    Adams, K.B., Sanders, S., Auth, E.A.: Loneliness and depression in independent living retirement communities: risk and resilience factors. Aging Mental Health 8, 475–485 (2004)CrossRefGoogle Scholar
  7. 7.
    Lawton, M.P., Brody, E.M.: Assessment of older people: self-maintaining and instrumental activities of daily living. Nurs. Res. 19, 278 (1970)CrossRefGoogle Scholar
  8. 8.
    Veit, C.T., Ware, J.E.: The structure of psychological distress and well-being in general populations. J. Consult. Clin. Psychol. 51, 730–742 (1983)CrossRefGoogle Scholar
  9. 9.
    Chi, I., Yip, P.S.F., Chiu, H.F.K., Chou, K.L., Chan, K.S., Chi, W.K., Conwell, Y., Caine, E.: Prevalence of depression and its correlates in Hong Kong’s Chinese older adults. Am. J. Geriatr. Psychiatry 13, 409–416 (2005)CrossRefGoogle Scholar
  10. 10.
    Lubben, J.E.: Assessing social networks among elderly populations. Family Community Health 11, 42–52 (1988)CrossRefGoogle Scholar
  11. 11.
    Shi, Y.Z.: The development of elderly loneliness scale. J. Family Educ. Bimonthy 16, 74–95 (2008). (in Chinese)Google Scholar
  12. 12.
    De Jong Gierveld, J., Keating, N., Fast, J.E.: Determinants of loneliness among older adults in Canada. Can. J. Aging 34, 125–136 (2015)CrossRefGoogle Scholar
  13. 13.
    Rodrigues, M.M.S., De Jong Gierveld, J., Buz, J.: Loneliness and the exchange of social support among older adults in spain and the Netherlands. Ageing and Soc. 34, 330–354 (2014)CrossRefGoogle Scholar
  14. 14.
    White, H., McConnell, E., Clipp, E., Bynum, L., Teague, C., Navas, L., Craven, S., Halbrecht, H.: Surfing the net in later life: a review of the literature and pilot study of computer use and quality of life. J. Appl. Gerontol. 18, 358–378 (1999)CrossRefGoogle Scholar
  15. 15.
    Bai, X.: Alignment or struggle? Exploring socio-demographic correlates of individual modernity in Chinese older people. Ageing Soc. 36, 133–159 (2016)CrossRefGoogle Scholar

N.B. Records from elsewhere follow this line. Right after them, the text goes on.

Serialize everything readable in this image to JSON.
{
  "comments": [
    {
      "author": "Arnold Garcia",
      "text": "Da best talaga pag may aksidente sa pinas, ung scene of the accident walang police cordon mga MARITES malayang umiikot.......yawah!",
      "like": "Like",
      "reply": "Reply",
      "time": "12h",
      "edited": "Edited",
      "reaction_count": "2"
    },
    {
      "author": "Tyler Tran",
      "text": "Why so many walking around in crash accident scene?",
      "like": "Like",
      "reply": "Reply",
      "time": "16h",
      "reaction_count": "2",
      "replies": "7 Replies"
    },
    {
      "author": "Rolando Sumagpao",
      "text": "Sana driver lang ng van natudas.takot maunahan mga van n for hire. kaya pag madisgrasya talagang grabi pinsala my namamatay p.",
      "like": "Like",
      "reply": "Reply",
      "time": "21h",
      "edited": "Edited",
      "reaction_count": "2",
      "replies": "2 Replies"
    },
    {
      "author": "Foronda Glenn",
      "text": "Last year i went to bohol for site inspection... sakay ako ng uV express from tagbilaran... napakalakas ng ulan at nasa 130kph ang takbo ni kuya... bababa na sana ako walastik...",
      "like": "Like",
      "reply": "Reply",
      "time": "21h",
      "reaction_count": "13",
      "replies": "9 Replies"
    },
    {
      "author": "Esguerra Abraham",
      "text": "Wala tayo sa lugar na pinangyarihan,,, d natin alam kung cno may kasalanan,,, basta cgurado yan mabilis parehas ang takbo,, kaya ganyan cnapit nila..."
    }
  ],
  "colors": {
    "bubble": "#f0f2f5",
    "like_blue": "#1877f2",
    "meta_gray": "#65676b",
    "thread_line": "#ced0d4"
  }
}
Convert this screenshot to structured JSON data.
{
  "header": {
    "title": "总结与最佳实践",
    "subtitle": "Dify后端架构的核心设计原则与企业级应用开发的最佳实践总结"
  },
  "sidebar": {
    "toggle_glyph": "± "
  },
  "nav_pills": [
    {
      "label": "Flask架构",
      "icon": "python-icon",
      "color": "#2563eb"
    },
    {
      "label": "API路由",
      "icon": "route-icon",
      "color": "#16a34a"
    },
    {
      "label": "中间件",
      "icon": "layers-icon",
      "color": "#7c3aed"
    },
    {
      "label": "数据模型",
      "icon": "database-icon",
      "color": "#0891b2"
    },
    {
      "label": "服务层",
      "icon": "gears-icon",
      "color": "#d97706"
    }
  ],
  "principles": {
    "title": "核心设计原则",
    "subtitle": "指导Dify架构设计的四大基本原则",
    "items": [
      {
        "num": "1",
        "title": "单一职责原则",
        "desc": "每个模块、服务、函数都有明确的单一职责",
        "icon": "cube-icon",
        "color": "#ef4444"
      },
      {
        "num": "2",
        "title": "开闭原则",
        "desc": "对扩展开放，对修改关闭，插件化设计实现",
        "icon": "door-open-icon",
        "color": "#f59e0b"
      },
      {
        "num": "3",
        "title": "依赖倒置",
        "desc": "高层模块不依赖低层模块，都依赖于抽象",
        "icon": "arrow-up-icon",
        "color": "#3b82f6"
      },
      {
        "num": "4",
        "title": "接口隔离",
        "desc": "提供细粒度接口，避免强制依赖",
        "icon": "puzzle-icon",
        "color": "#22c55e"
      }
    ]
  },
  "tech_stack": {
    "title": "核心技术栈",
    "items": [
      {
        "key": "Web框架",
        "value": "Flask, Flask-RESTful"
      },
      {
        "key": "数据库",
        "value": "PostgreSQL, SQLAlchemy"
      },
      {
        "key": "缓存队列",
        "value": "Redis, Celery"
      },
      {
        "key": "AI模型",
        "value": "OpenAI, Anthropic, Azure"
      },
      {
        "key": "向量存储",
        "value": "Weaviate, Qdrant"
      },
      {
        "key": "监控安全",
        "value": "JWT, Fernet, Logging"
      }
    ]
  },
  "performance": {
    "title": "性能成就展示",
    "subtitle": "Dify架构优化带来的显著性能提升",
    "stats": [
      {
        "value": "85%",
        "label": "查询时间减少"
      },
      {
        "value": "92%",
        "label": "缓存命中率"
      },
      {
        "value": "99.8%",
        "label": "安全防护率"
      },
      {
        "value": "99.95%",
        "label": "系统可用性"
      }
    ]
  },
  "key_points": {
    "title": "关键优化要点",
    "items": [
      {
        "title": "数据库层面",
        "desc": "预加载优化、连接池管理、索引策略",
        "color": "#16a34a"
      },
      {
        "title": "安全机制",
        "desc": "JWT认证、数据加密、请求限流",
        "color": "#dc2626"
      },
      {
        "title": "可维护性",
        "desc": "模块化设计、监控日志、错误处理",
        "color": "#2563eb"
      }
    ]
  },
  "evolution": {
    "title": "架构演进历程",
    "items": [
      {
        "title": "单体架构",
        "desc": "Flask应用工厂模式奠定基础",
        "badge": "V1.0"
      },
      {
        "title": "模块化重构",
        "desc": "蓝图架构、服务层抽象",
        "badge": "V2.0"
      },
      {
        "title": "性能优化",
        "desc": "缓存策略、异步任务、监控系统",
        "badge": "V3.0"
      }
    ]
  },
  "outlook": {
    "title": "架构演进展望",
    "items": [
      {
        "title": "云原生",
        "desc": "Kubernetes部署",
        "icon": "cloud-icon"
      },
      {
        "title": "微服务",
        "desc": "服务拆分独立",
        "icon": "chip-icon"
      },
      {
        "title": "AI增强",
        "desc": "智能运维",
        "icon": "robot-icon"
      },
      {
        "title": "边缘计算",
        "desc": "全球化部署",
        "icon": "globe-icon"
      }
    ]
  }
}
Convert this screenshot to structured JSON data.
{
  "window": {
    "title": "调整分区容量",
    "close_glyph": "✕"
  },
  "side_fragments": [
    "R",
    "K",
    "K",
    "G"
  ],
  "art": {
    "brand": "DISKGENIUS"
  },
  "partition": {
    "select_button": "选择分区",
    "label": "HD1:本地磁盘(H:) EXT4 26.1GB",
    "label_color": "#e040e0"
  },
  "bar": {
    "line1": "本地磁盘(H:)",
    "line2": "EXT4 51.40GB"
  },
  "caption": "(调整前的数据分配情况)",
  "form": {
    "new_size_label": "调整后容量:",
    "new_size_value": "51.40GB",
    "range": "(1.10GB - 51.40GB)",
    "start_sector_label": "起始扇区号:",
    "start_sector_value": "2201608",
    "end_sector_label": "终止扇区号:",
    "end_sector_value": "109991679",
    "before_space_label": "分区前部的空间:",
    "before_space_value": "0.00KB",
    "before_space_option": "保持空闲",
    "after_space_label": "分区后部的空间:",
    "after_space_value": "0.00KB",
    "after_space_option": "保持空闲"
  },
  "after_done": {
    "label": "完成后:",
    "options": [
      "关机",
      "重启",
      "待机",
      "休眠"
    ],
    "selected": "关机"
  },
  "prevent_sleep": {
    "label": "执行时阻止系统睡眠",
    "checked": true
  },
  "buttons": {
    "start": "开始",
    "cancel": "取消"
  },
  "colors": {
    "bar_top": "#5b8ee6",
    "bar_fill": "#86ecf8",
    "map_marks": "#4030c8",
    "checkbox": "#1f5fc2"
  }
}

Copyright information

© Springer International Publishing AG 2017

Authors and Affiliations

  • Xue Bai
    • 1
    Email author
  • Shuyan Yang
    • 2
  • Fu Lee Wang
    • 3
  • Martin Knapp
    • 4
  1. 1.Department of Applied Social SciencesThe Hong Kong Polytechnic UniversityHong KongChina
  2. 2.Department of Social WorkThe Chinese University of Hong KongHong KongChina
  3. 3.Caritas Institute of Higher EducationHong KongChina
  4. 4.Personal Social Services Research UnitLondon School of Economics and Political ScienceLondonUK

Personalised recommendations